MYSTERY While narrating the story from four different perspectives, the author skilfully explores human relationships and emotions. Rehna Karim
Ten years since Turow's Presumed Innocent, the sequel Innocent just got bigger and better. The book opens with the shocking but classic scene of Rusty sitting by the bed of his dead wife, Barbara. The accused and the victim are introduced. Rusty would sit for long contemplating about calling his son or the police. Rusty's old rival Tommy Molto is in charge of the case, along with his chief deputy, Jim Brand. Does Rusty have a hand in this murder? Is there another woman involved? Perhaps an affair?
Rewind 22 years back, 39-year-old Rusty Sabich went on the Polhemus trial where he was accused of the murder of his lover and colleague, Carolyn Polhemus. Rusty Sabich will always be remembered for the unbelievable twist of events that blew out the whole case.
Presumed Innocent itself seemed like a masterpiece that cannot be replicated. Innocent features four separate perspectives, from Rusty to his son Nat, a budding law professor, Molto and Rusty's senior clerk Anna Vostic.
What interested me the most was Nat's character. Nat is blissfully ignorant about many things and this puts some facts in full view, while the story depends on Nat's wilful blackouts on certain aspects.

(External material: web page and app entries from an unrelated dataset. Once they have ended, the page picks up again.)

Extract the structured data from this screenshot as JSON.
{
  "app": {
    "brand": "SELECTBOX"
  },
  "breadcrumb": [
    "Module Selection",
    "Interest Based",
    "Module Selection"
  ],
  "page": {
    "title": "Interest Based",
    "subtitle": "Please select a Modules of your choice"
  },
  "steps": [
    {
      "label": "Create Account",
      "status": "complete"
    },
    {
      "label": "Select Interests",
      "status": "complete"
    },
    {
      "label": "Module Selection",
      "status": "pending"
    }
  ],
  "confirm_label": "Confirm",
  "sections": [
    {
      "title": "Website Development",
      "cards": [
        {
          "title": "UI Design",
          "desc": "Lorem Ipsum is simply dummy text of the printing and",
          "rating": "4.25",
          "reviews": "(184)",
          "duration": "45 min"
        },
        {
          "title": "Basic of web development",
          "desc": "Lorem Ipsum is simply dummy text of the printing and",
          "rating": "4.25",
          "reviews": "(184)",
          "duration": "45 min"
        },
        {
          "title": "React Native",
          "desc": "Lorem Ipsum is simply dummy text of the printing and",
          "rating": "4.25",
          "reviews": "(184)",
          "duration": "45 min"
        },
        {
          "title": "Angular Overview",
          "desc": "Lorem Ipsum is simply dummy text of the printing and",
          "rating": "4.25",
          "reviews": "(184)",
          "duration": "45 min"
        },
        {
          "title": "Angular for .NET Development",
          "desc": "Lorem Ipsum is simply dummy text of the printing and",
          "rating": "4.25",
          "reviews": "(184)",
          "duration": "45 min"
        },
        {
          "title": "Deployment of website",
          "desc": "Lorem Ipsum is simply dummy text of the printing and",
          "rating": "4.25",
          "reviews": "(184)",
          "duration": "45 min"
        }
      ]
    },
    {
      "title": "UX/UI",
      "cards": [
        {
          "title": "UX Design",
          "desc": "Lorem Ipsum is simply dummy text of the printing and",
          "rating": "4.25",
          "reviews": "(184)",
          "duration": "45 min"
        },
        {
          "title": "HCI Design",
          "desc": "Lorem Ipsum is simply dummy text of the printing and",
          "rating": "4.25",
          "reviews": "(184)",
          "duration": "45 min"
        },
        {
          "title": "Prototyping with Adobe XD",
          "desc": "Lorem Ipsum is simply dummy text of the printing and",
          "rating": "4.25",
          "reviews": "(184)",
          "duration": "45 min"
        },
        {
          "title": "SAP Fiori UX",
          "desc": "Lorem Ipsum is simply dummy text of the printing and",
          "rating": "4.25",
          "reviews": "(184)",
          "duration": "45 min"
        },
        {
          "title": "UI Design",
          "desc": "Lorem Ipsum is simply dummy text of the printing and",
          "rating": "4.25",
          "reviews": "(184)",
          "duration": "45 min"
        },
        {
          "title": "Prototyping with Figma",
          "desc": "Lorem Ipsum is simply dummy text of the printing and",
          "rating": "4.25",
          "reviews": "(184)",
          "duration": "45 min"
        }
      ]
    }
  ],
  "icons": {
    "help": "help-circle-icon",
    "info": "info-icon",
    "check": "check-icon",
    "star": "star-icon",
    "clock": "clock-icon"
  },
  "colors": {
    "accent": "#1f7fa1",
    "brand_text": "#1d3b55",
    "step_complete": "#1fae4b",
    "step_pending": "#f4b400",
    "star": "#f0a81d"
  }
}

The plot starts off slowly, which allows you to sink into the characters as the author introduces them. Turow is a pro in creating electric courtroom exchanges, the twist and counter-twist. The last minute revelation turns everything on its head. Turow has a fine way with his words. He keeps you rooted to the story right from the opening lines.
The novel is more complex in its making. It explores the human relationships and emotions. There are trials, twists and so much more to be savoured from this novel.
Rehna is a M.Sc. Visual Communication student at Loyola College.
Title: INNOCENT Author: Scott Turow Publisher: Hachette Price: £5.99